3. Spoon the filling you’ve chosen to fill your braid down the center of the rectangle. Starting with the top and bottom “flaps”, fold the top flap down over the filling to cover. Next, fold the bottom “flap” up to cover filling. This helps keep the braid neat and helps to hold in the filling. Now begin folding the cut side strips of dough over the filling, alternating first left, then right, left, right, until finished. Trim any excess dough and tuck in the ends.

Egg Wash
Whisk together the whole egg and yolk in a bowl and with a pastry brush, lightly coat the braid.

Proofing and Baking
1. Spray cooking oil (Pam…) onto a piece of plastic wrap, and place over the braid. Proof at room temperature or, if possible, in a controlled 90 degree F environment for about 2 hours, or until doubled in volume and light to the touch.
2. Near the end of proofing, preheat oven to 400 degrees F. Position a rack in the center of the oven.
3. Bake for 10 minutes, then rotate the pan so that the side of the braid previously in the back of the oven is now in the front. Lower the oven temperature to 350 degrees F, and bake about 15-20 minutes more, or until golden brown. Cool and serve the braid either still warm from the oven or at room temperature. The cooled braid can be wrapped airtight and stored in the refrigerator for up to 2 days, or freeze for 1 month.
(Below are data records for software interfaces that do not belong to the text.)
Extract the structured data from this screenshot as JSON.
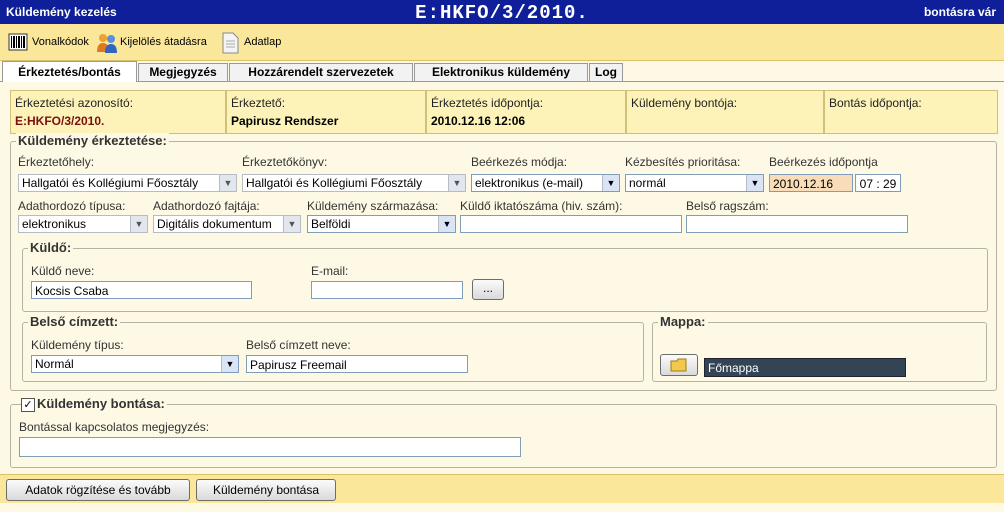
{
  "window": {
    "title_left": "Küldemény kezelés",
    "title_center": "E:HKFO/3/2010.",
    "title_right": "bontásra vár"
  },
  "toolbar": {
    "barcode": "Vonalkódok",
    "assign": "Kijelölés átadásra",
    "datasheet": "Adatlap"
  },
  "tabs": [
    "Érkeztetés/bontás",
    "Megjegyzés",
    "Hozzárendelt szervezetek",
    "Elektronikus küldemény",
    "Log"
  ],
  "info": [
    {
      "label": "Érkeztetési azonosító:",
      "value": "E:HKFO/3/2010."
    },
    {
      "label": "Érkeztető:",
      "value": "Papirusz Rendszer"
    },
    {
      "label": "Érkeztetés időpontja:",
      "value": "2010.12.16 12:06"
    },
    {
      "label": "Küldemény bontója:",
      "value": ""
    },
    {
      "label": "Bontás időpontja:",
      "value": ""
    }
  ],
  "arrival": {
    "legend": "Küldemény érkeztetése:",
    "place_label": "Érkeztetőhely:",
    "place_value": "Hallgatói és Kollégiumi Főosztály",
    "book_label": "Érkeztetőkönyv:",
    "book_value": "Hallgatói és Kollégiumi Főosztály",
    "mode_label": "Beérkezés módja:",
    "mode_value": "elektronikus (e-mail)",
    "priority_label": "Kézbesítés prioritása:",
    "priority_value": "normál",
    "time_label": "Beérkezés időpontja",
    "date_value": "2010.12.16",
    "time_value": "07 : 29",
    "carrier_type_label": "Adathordozó típusa:",
    "carrier_type_value": "elektronikus",
    "carrier_kind_label": "Adathordozó fajtája:",
    "carrier_kind_value": "Digitális dokumentum",
    "origin_label": "Küldemény származása:",
    "origin_value": "Belföldi",
    "sender_ref_label": "Küldő iktatószáma (hiv. szám):",
    "sender_ref_value": "",
    "internal_ref_label": "Belső ragszám:",
    "internal_ref_value": ""
  },
  "sender": {
    "legend": "Küldő:",
    "name_label": "Küldő neve:",
    "name_value": "Kocsis Csaba",
    "email_label": "E-mail:",
    "email_value": "",
    "browse": "..."
  },
  "recipient": {
    "legend": "Belső címzett:",
    "type_label": "Küldemény típus:",
    "type_value": "Normál",
    "name_label": "Belső címzett neve:",
    "name_value": "Papirusz Freemail"
  },
  "folder": {
    "legend": "Mappa:",
    "value": "Főmappa"
  },
  "opening": {
    "label": "Küldemény bontása:",
    "note_label": "Bontással kapcsolatos megjegyzés:",
    "note_value": "",
    "checked": true
  },
  "buttons": {
    "save": "Adatok rögzítése és tovább",
    "open": "Küldemény bontása"
  }
}
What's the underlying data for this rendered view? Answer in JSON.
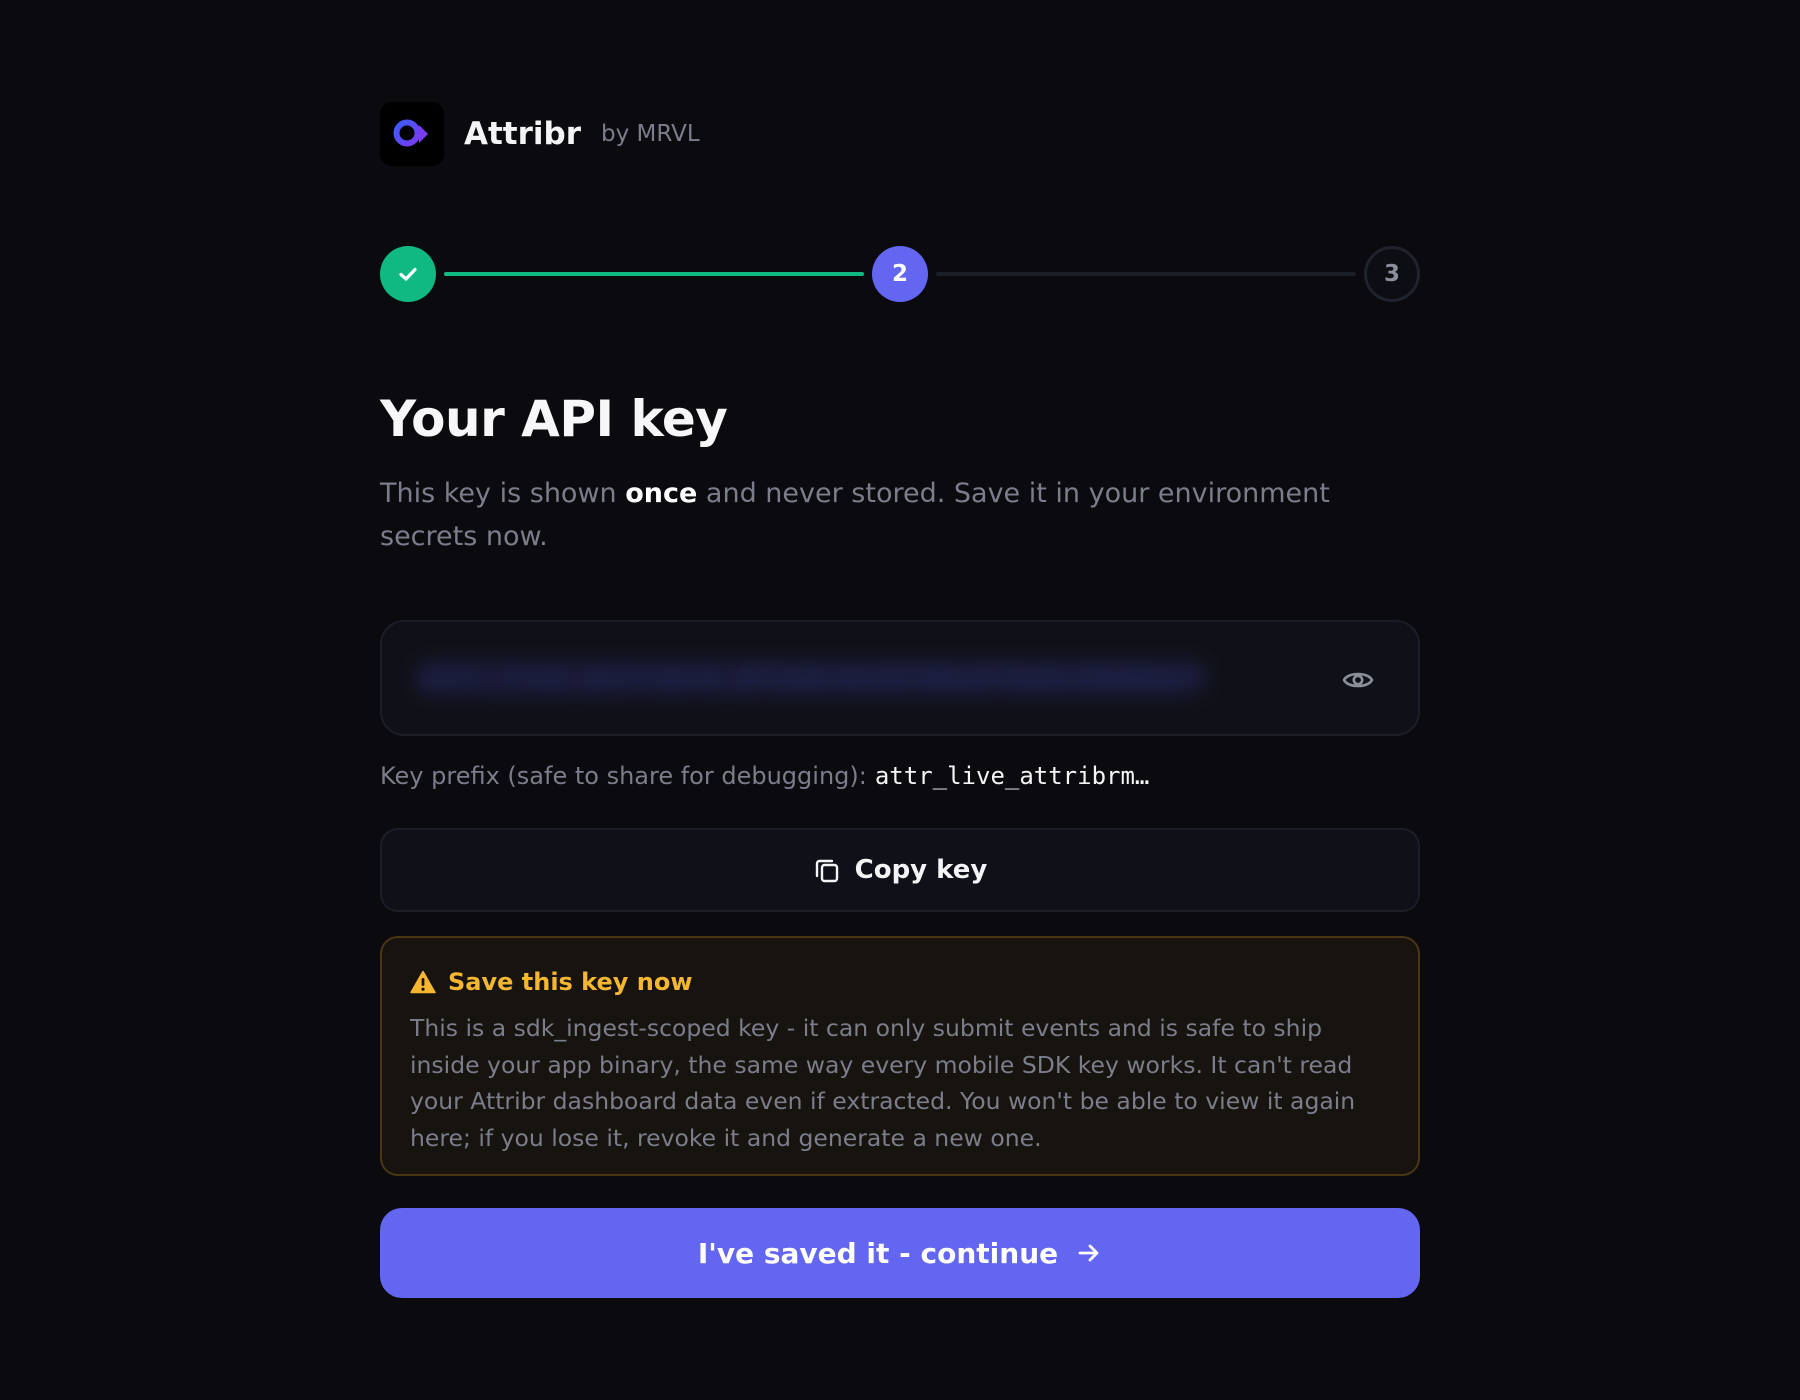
{
  "brand": {
    "name": "Attribr",
    "by": "by MRVL"
  },
  "stepper": {
    "steps": [
      {
        "state": "completed",
        "label": ""
      },
      {
        "state": "current",
        "label": "2"
      },
      {
        "state": "upcoming",
        "label": "3"
      }
    ]
  },
  "page": {
    "title": "Your API key",
    "description_before": "This key is shown ",
    "description_emphasis": "once",
    "description_after": " and never stored. Save it in your environment secrets now."
  },
  "key_field": {
    "masked_value": "attr_live_attribrm_8f2a9c4e1b7d6a3f5e9c2b8d4a7f1e6c3b9"
  },
  "prefix": {
    "label": "Key prefix (safe to share for debugging):",
    "value": "attr_live_attribrm…"
  },
  "copy_button": {
    "label": "Copy key"
  },
  "warning": {
    "title": "Save this key now",
    "body": "This is a sdk_ingest-scoped key - it can only submit events and is safe to ship inside your app binary, the same way every mobile SDK key works. It can't read your Attribr dashboard data even if extracted. You won't be able to view it again here; if you lose it, revoke it and generate a new one."
  },
  "continue_button": {
    "label": "I've saved it - continue"
  },
  "colors": {
    "background": "#0a0a0f",
    "accent": "#6366f1",
    "success": "#10b981",
    "warning": "#f5b731"
  },
  "icons": {
    "logo": "attribr-logo-icon",
    "check": "check-icon",
    "eye": "eye-icon",
    "copy": "copy-icon",
    "warning": "warning-triangle-icon",
    "arrow": "arrow-right-icon"
  }
}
Butter Block



First roll out of the dough, and butter block spread over 2/3 of it.



Fold end with no butter halfway over buttered dough. You're folding in three, like a business letter.
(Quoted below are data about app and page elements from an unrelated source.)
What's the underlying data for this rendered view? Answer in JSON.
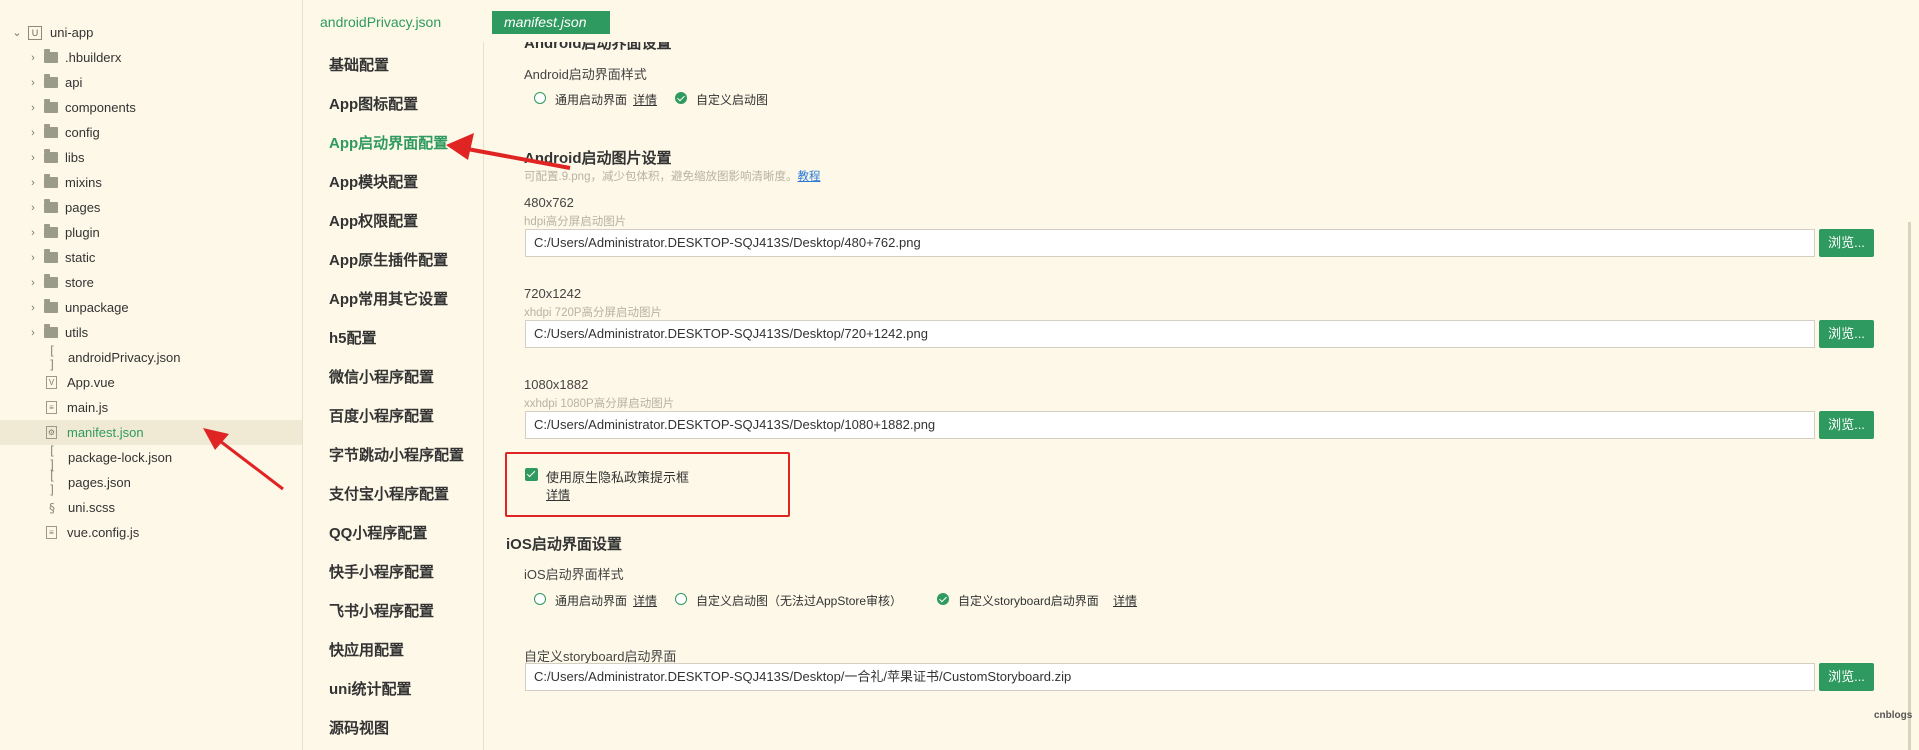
{
  "tree": {
    "root": "uni-app",
    "folders": [
      ".hbuilderx",
      "api",
      "components",
      "config",
      "libs",
      "mixins",
      "pages",
      "plugin",
      "static",
      "store",
      "unpackage",
      "utils"
    ],
    "files": [
      {
        "name": "androidPrivacy.json",
        "icon": "json-bracket-icon"
      },
      {
        "name": "App.vue",
        "icon": "vue-file-icon"
      },
      {
        "name": "main.js",
        "icon": "js-file-icon"
      },
      {
        "name": "manifest.json",
        "icon": "manifest-file-icon"
      },
      {
        "name": "package-lock.json",
        "icon": "json-bracket-icon"
      },
      {
        "name": "pages.json",
        "icon": "json-bracket-icon"
      },
      {
        "name": "uni.scss",
        "icon": "scss-file-icon"
      },
      {
        "name": "vue.config.js",
        "icon": "js-file-icon"
      }
    ]
  },
  "tabs": {
    "tab1": "androidPrivacy.json",
    "tab2": "manifest.json"
  },
  "nav": {
    "items": [
      "基础配置",
      "App图标配置",
      "App启动界面配置",
      "App模块配置",
      "App权限配置",
      "App原生插件配置",
      "App常用其它设置",
      "h5配置",
      "微信小程序配置",
      "百度小程序配置",
      "字节跳动小程序配置",
      "支付宝小程序配置",
      "QQ小程序配置",
      "快手小程序配置",
      "飞书小程序配置",
      "快应用配置",
      "uni统计配置",
      "源码视图"
    ],
    "active_index": 2
  },
  "android": {
    "cut_title": "Android启动界面设置",
    "style_label": "Android启动界面样式",
    "opt_default": "通用启动界面",
    "opt_default_link": "详情",
    "opt_custom": "自定义启动图",
    "images_title": "Android启动图片设置",
    "images_hint_text": "可配置.9.png，减少包体积，避免缩放图影响清晰度。",
    "images_hint_link": "教程",
    "images": [
      {
        "size": "480x762",
        "hint": "hdpi高分屏启动图片",
        "path": "C:/Users/Administrator.DESKTOP-SQJ413S/Desktop/480+762.png",
        "button": "浏览..."
      },
      {
        "size": "720x1242",
        "hint": "xhdpi 720P高分屏启动图片",
        "path": "C:/Users/Administrator.DESKTOP-SQJ413S/Desktop/720+1242.png",
        "button": "浏览..."
      },
      {
        "size": "1080x1882",
        "hint": "xxhdpi 1080P高分屏启动图片",
        "path": "C:/Users/Administrator.DESKTOP-SQJ413S/Desktop/1080+1882.png",
        "button": "浏览..."
      }
    ]
  },
  "privacy": {
    "label": "使用原生隐私政策提示框",
    "link": "详情",
    "checked": true
  },
  "ios": {
    "title": "iOS启动界面设置",
    "style_label": "iOS启动界面样式",
    "opt_default": "通用启动界面",
    "opt_default_link": "详情",
    "opt_custom": "自定义启动图（无法过AppStore审核）",
    "opt_storyboard": "自定义storyboard启动界面",
    "opt_storyboard_link": "详情",
    "storyboard_label": "自定义storyboard启动界面",
    "storyboard_path": "C:/Users/Administrator.DESKTOP-SQJ413S/Desktop/一合礼/苹果证书/CustomStoryboard.zip",
    "storyboard_button": "浏览..."
  },
  "watermark": "cnblogs",
  "colors": {
    "accent": "#2f9a5f",
    "annotation": "#e02424",
    "link": "#2a7ad9"
  }
}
Here is your folded business letter, and your first completed turn of the dough!



****This is where you let the dough rest for 30 minutes. Take it out of the fridge, roll to a 13x18" rectangle, fold the open ends in, like a business letter, and let it rest for 30 minutes again, in the fridge. This is your second turn. Two more to go, and after the last turn, give it a rest for 5 hours or overnight.
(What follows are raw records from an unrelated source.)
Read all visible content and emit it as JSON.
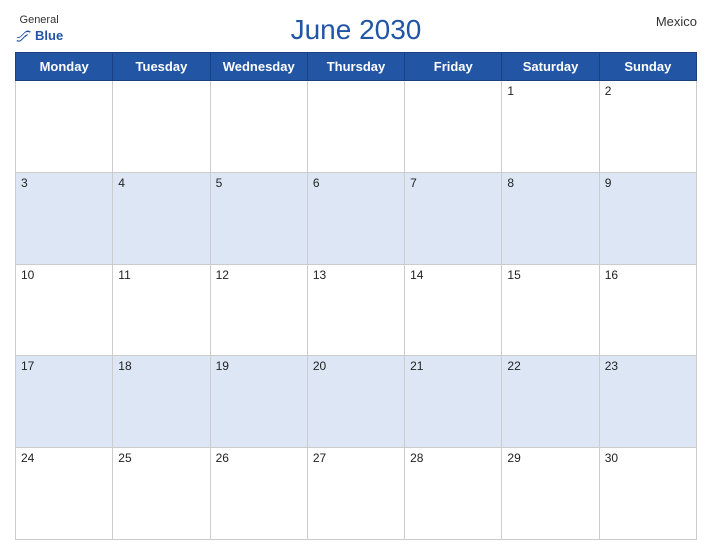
{
  "header": {
    "logo_general": "General",
    "logo_blue": "Blue",
    "title": "June 2030",
    "country": "Mexico"
  },
  "calendar": {
    "weekdays": [
      "Monday",
      "Tuesday",
      "Wednesday",
      "Thursday",
      "Friday",
      "Saturday",
      "Sunday"
    ],
    "rows": [
      [
        {
          "day": "",
          "shade": "white"
        },
        {
          "day": "",
          "shade": "white"
        },
        {
          "day": "",
          "shade": "white"
        },
        {
          "day": "",
          "shade": "white"
        },
        {
          "day": "",
          "shade": "white"
        },
        {
          "day": "1",
          "shade": "white"
        },
        {
          "day": "2",
          "shade": "white"
        }
      ],
      [
        {
          "day": "3",
          "shade": "blue"
        },
        {
          "day": "4",
          "shade": "blue"
        },
        {
          "day": "5",
          "shade": "blue"
        },
        {
          "day": "6",
          "shade": "blue"
        },
        {
          "day": "7",
          "shade": "blue"
        },
        {
          "day": "8",
          "shade": "blue"
        },
        {
          "day": "9",
          "shade": "blue"
        }
      ],
      [
        {
          "day": "10",
          "shade": "white"
        },
        {
          "day": "11",
          "shade": "white"
        },
        {
          "day": "12",
          "shade": "white"
        },
        {
          "day": "13",
          "shade": "white"
        },
        {
          "day": "14",
          "shade": "white"
        },
        {
          "day": "15",
          "shade": "white"
        },
        {
          "day": "16",
          "shade": "white"
        }
      ],
      [
        {
          "day": "17",
          "shade": "blue"
        },
        {
          "day": "18",
          "shade": "blue"
        },
        {
          "day": "19",
          "shade": "blue"
        },
        {
          "day": "20",
          "shade": "blue"
        },
        {
          "day": "21",
          "shade": "blue"
        },
        {
          "day": "22",
          "shade": "blue"
        },
        {
          "day": "23",
          "shade": "blue"
        }
      ],
      [
        {
          "day": "24",
          "shade": "white"
        },
        {
          "day": "25",
          "shade": "white"
        },
        {
          "day": "26",
          "shade": "white"
        },
        {
          "day": "27",
          "shade": "white"
        },
        {
          "day": "28",
          "shade": "white"
        },
        {
          "day": "29",
          "shade": "white"
        },
        {
          "day": "30",
          "shade": "white"
        }
      ]
    ]
  }
}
After the 5 hour rest period, divide the dough in two. Refrigerate one while you start on the other. Roll to a 10x15" rectangle, and continue on.


Apple filling cooking down. Blueberry filling was done the same way. Three cups blueberries, 1/2 cup sugar, cook down until syrupy and thickened. Add about 1/2 cups blueberries at the end for a few whole berries in the filling.



Almond paste waiting for blueberries.



Blueberry filling over almond paste.



Apple filling.



Finished braid.



Finished braids, proofing. I preheated my oven to 175 F, then shut it off and put the braids in to proof. After about one hour, they were ready to go.



Finished braids.



Glazed with a mixture of powdered sugar, water, and vanilla bean seeds.




I encourage everyone to try this recipe! You'll be thrilled to complete something like this, and so happy when you take that first (second, third, fourth, fifth, etc....)bite! It's not as difficult as it may seem. Just follow the steps, and you'll be fine.

Thank you to Kelly and Ben for choosing this recipe! I never in a million years would have thought I could do this, but I did! Another huge accomplishment and another DB Challenge chalked up. Whew! hehehe!

A few helpful links: